**WHAT TO DO**.
Set down each entry exactly as given; pictures should not appear in the copy.

*** Opening SOURCE INFORMATION ***

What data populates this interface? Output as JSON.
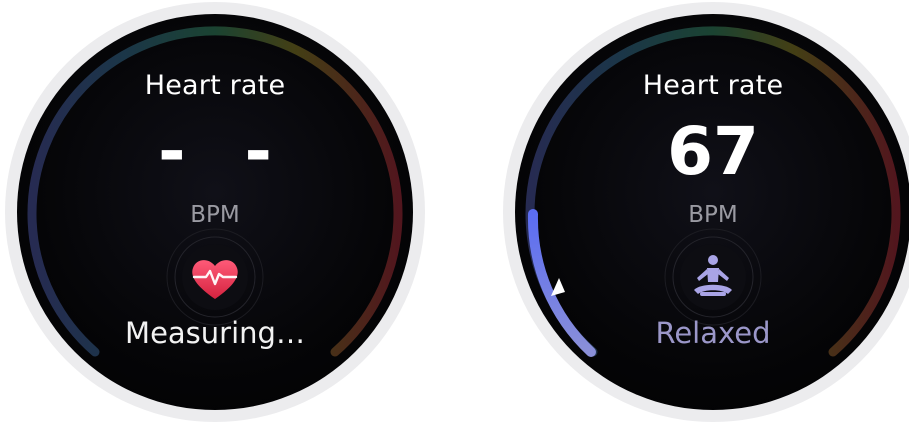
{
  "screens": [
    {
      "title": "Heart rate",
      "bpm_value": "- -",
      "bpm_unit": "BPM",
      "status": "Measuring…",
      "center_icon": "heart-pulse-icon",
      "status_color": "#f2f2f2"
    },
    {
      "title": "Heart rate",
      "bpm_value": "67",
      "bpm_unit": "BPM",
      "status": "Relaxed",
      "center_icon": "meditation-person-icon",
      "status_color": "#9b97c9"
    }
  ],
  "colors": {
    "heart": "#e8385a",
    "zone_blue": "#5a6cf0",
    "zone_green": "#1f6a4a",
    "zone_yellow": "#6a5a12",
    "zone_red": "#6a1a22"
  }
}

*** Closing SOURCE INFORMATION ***

**OUTPUT OF THE TASK**.
What data populates this interface? Output as JSON.
{
  "screens": [
    {
      "title": "Heart rate",
      "bpm_value": "- -",
      "bpm_unit": "BPM",
      "status": "Measuring…",
      "center_icon": "heart-pulse-icon",
      "status_color": "#f2f2f2"
    },
    {
      "title": "Heart rate",
      "bpm_value": "67",
      "bpm_unit": "BPM",
      "status": "Relaxed",
      "center_icon": "meditation-person-icon",
      "status_color": "#9b97c9"
    }
  ],
  "colors": {
    "heart": "#e8385a",
    "zone_blue": "#5a6cf0",
    "zone_green": "#1f6a4a",
    "zone_yellow": "#6a5a12",
    "zone_red": "#6a1a22"
  }
}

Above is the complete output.